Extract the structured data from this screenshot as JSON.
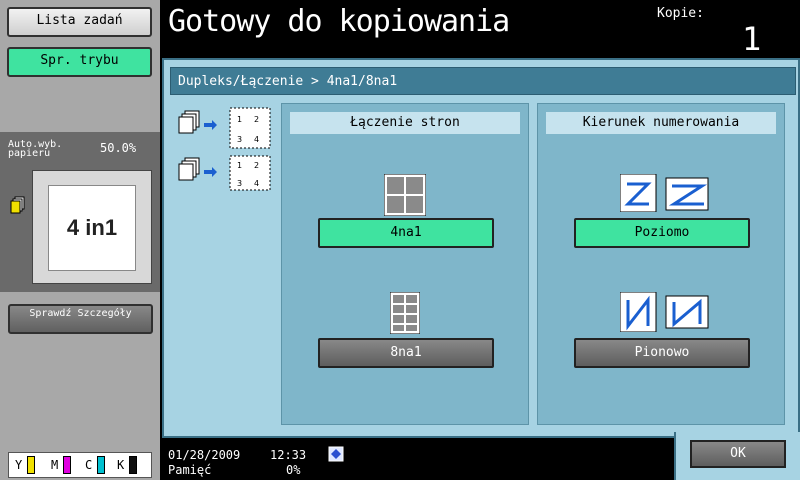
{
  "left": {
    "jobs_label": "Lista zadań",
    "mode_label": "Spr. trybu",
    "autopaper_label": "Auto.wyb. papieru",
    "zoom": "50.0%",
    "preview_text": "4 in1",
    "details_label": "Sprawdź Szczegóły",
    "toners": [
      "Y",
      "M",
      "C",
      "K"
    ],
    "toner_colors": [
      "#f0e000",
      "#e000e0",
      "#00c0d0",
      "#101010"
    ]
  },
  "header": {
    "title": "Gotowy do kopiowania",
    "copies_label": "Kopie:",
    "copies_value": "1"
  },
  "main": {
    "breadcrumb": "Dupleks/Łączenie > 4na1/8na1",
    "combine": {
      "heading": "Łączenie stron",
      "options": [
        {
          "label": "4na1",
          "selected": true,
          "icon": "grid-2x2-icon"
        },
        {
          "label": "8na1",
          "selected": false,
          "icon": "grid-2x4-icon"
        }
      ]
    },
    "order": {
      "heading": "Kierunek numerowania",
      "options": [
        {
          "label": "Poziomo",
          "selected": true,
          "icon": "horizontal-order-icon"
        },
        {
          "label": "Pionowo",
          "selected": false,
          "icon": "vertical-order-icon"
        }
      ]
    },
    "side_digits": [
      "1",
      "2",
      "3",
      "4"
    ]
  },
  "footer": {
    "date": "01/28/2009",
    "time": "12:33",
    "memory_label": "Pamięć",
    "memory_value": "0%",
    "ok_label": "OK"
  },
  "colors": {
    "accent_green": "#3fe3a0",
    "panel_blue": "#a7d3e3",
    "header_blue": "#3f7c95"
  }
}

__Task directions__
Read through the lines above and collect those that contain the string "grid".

__Your solution__
          "icon": "grid-2x2-icon"
          "icon": "grid-2x4-icon"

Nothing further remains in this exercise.